Claude Ake (18 February 1939– 7 November 1996) was a Nigerian political scientist. Ake (pronounced AH-kay) died on flight 86 between Port Harcourt and Lagos in Nigeria. He gained a Ph.D. from Columbia University in 1966 and during his life he held various academic positions at institutions around the world, including Yale University (United States), University of Nairobi (Kenya), University of Dar Salaam (Tanzania) and University of Port Harcourt (Nigeria). He was active in Nigerian politics and is well known for his work in studies of development and democracy, his overriding concern being Africa. His permanent home was in Port Harcourt. His survivors included his wife, Anita, and three sons: Mela, Ibra & Brieri, all of whom live in Rivers State.

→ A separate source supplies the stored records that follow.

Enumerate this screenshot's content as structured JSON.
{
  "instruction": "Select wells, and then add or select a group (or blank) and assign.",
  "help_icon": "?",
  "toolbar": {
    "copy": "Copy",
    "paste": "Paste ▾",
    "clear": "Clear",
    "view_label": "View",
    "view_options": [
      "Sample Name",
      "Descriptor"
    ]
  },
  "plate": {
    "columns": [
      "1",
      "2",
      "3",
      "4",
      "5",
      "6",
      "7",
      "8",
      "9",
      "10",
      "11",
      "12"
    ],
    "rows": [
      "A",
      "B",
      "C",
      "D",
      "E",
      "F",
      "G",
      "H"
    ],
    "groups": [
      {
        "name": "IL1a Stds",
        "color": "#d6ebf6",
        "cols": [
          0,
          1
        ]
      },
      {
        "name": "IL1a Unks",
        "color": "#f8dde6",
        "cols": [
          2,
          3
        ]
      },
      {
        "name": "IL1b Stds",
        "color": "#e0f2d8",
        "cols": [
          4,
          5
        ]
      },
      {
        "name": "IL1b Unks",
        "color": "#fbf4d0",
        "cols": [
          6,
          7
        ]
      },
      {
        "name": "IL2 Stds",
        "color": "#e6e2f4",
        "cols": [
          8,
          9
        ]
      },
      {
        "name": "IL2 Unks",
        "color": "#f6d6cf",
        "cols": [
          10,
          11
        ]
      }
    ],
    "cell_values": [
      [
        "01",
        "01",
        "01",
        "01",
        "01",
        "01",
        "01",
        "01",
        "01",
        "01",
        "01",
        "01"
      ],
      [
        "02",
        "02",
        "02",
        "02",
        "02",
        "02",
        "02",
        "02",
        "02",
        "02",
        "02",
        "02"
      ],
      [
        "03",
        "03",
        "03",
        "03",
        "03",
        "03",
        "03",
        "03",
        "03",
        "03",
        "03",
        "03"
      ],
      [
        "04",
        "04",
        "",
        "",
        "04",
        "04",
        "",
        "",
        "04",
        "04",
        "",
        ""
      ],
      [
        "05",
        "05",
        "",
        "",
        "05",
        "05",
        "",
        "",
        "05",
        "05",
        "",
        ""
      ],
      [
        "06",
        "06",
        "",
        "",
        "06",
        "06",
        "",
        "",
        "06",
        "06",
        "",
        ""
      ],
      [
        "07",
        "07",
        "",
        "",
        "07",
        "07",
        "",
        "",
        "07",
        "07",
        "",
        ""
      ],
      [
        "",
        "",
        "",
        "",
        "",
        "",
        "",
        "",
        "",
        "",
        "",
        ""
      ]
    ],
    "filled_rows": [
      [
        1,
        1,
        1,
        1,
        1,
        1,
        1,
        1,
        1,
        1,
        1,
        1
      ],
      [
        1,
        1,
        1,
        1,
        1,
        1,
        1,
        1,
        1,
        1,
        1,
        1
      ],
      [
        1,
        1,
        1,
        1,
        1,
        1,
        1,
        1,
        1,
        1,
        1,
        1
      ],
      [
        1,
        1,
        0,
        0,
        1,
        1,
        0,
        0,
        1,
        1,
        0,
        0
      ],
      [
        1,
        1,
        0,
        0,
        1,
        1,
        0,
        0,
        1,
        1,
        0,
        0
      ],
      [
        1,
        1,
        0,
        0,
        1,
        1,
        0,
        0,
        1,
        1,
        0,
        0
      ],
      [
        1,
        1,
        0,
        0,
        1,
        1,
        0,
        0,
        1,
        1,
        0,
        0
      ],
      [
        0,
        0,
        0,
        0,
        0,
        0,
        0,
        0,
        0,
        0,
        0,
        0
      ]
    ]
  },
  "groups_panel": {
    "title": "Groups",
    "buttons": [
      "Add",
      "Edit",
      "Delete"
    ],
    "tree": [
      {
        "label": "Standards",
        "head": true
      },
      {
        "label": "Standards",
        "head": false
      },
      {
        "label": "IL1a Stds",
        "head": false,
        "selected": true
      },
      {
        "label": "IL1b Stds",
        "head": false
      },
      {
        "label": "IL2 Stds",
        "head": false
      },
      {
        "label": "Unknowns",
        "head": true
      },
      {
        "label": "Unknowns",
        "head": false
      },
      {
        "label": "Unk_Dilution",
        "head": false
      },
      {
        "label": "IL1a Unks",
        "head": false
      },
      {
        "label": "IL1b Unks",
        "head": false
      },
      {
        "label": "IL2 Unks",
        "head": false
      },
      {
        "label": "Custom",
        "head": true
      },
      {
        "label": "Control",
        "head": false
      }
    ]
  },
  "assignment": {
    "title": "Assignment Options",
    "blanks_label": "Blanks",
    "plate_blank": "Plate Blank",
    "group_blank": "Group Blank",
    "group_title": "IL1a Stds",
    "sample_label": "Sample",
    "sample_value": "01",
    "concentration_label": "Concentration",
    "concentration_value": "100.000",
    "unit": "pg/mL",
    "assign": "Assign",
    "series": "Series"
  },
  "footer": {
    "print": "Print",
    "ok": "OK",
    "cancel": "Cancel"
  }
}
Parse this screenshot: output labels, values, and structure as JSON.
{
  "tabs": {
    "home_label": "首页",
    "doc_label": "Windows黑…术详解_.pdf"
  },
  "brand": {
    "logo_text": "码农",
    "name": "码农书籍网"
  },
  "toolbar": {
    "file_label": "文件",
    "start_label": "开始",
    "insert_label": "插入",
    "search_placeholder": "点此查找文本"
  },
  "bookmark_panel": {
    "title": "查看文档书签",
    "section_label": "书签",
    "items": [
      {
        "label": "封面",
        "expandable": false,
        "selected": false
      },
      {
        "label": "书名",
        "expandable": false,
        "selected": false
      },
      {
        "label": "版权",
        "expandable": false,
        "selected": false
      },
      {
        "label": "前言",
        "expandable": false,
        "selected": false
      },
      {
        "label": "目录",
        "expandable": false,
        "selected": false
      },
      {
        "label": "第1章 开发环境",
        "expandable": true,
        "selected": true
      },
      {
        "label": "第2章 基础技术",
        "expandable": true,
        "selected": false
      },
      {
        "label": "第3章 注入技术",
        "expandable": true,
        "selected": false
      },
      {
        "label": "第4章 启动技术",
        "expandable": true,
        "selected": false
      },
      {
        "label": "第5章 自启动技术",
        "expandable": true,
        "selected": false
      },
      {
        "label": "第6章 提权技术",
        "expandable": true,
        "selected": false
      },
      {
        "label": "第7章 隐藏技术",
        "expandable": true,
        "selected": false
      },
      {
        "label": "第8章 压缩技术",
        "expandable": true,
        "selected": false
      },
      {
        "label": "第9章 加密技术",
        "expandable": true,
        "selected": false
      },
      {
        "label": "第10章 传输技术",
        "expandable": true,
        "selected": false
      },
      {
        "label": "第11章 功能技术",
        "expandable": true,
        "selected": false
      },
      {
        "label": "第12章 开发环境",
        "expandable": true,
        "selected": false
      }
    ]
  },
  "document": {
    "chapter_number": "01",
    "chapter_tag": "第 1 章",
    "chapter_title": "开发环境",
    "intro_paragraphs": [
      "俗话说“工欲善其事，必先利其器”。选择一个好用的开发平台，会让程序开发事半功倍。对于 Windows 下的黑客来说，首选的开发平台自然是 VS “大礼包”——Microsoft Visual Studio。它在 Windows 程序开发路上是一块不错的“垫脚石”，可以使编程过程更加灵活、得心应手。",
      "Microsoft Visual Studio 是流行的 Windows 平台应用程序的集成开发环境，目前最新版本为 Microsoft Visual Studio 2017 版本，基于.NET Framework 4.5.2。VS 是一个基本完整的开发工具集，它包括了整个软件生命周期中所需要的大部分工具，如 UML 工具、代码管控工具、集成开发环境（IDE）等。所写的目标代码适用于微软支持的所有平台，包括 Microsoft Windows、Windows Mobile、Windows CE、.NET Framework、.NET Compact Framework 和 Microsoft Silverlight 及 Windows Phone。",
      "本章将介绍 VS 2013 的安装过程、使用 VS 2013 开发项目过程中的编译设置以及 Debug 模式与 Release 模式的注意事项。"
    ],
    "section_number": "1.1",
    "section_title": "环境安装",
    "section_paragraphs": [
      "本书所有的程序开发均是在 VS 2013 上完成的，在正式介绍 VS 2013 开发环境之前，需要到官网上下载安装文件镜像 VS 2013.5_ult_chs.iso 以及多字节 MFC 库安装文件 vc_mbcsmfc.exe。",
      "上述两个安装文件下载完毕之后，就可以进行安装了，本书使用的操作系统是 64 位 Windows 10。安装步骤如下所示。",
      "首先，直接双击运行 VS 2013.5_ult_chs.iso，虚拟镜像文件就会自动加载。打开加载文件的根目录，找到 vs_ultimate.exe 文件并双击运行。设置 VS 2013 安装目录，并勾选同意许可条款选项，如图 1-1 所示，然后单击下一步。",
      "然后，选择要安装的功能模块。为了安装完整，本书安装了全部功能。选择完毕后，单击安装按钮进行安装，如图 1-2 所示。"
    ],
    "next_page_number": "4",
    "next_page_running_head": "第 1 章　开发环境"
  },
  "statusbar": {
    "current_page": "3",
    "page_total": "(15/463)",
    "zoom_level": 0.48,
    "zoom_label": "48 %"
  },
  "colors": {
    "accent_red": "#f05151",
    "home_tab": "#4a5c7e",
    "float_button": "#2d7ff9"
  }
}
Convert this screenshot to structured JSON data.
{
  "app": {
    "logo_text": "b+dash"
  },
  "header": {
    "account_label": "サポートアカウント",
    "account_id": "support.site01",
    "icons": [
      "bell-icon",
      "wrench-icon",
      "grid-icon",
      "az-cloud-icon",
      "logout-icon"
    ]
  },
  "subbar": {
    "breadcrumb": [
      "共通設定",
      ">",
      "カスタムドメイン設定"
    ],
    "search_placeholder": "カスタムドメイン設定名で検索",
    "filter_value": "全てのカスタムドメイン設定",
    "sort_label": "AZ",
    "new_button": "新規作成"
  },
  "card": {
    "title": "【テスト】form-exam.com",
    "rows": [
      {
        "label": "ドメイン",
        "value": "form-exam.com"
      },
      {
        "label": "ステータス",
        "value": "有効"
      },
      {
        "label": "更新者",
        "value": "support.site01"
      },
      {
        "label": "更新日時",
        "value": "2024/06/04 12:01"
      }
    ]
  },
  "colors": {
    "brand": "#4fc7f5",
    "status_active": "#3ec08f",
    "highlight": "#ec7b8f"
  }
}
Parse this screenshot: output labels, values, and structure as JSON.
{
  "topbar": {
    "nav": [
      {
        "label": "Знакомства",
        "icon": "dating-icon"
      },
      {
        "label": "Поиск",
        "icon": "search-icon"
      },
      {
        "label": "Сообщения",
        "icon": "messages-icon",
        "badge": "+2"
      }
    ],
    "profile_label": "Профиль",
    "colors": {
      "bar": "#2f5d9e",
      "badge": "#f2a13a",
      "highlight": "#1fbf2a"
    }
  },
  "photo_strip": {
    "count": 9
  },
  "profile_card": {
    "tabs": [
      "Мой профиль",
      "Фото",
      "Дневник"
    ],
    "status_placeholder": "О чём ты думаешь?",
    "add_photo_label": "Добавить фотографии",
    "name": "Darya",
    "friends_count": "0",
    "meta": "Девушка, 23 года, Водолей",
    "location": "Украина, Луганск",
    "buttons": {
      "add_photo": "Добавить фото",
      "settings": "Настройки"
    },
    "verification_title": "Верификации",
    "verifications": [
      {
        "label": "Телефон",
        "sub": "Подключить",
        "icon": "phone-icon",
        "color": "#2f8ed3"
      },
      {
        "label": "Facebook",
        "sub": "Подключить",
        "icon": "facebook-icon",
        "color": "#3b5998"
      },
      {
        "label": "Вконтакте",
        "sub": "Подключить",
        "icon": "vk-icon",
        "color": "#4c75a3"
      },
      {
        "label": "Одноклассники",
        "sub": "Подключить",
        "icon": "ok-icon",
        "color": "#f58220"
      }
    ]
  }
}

Ake was also a critic of corruption and authoritarian rule in Africa. He wrote in 1985, in an essay on the African state: "Power is everything, and those who control the coercive resources use it freely to promote their interests." George Bond, the director of the Institute of African Studies at Columbia University's School of International Public Affairs, said: "He was one of the pre-eminent scholars on African politics and a scholar-activist concerned with the development of Africa. His concern was primarily with the average African and how to improve the nature of his conditions."
David E. Apter of Yale said of Ake: "In the very short time he was here, he developed a following among the students, both graduate and undergraduate, which was truly extraordinary. There were graduate students who wept at his death. Everyone was really shocked. It was an amazing testimonial to the man." Apter said that Ake had "crackling intelligence and an outspokenly severe view of African politics and nevertheless, underneath that, a quality of understanding which was remarkably subtle and complex. But he was able to communicate the complexity in a straightforward manner." He added that Ake "was not only, in my view, the top African political scientist, but an extraordinarily courageous person. The Nigerian Government was often at odds with him, and nevertheless they recognized his stature."
Ake specialised in political economy, political theory and development studies. He was professor of political economy and dean of the University of Port Harcourt's Faculty of Social Sciences for some years in the 1970s and 1980s after having taught at Columbia University, where he earned his doctorate in 1966. His earlier education was in Nigeria and London.
At Yale, he taught two political science courses—one, called State in Africa, which was for undergraduates and graduate students, and another for undergraduates, about aspects of development and the state in Africa. While teaching at Yale he lived in temporary quarters on the Yale campus.
Before becoming a dean at Port Harcourt, he taught at universities in Canada, Kenya and Tanzania. Afterward, he held a variety of posts, at the African Journal of Political Economy, on the Social Sciences Council of Nigeria, and elsewhere.
Later Life and Death
Ake resigned from a Commission appointed by the oil company Royal Dutch/Shell to study the ecology of the oil-producing Niger Delta. He did so to protest the execution of a minority rights activist, Ken Saro-Wiwa. Ake was a critic of Shell and the oil industry. He is quoted as saying, "In Nigeria, companies like Shell are struggling between greed and fear."]
In 1991 Ake founded and became the director of the Center for Advanced Social Science, headquartered in Port Harcourt. The center is a think-tank for social and environmental research. It also played a practical role, functioning in the early 1990s as an honest broker concerning oil revenues and environmental issues between local officials and representatives of several minority groups in the oil-producing area in southeastern Nigeria. Other tasks set for it were to apply scientific knowledge to actual developmental problems in Africa and to enable Africa to become more of a producer of knowledge. When the center was founded, its sole supporter was the Ford Foundation. It is now supported by the Ford Foundation and other donors in the United States and elsewhere. Mora McLean, a former Ford Foundation staff member who is now the president of the Manhattan-based African-American Institute, said that Ake was "not just an intellectual, he was a visionary."
Ake was one of 142 people killed when the plane, operated by a local airline, Aviation Development Company (ADC Airlines), crashed, leaving no survivors. His death was widely believed to have been orchestrated by the then military junta of Gen. Sani Abacha of whom Ake was an uncompromising critic This is in addition to the fact that Ake was a mentor to slain author, Ken Saro-Wiwa and a brain behind the Ogoni agitations against exploitation.
Claude Ake Visiting Chair at Uppsala University
In 2003 the Claude Ake Visiting Chair was set up at the Department of Peace and Conflict Research at Uppsala University, in collaboration with the Nordic Africa Institute, to honor the Ake's memory. The Chair is open to social scientists researching at African universities on issues related to war, peace, conflict resolution, human rights, democracy and development on the African continent.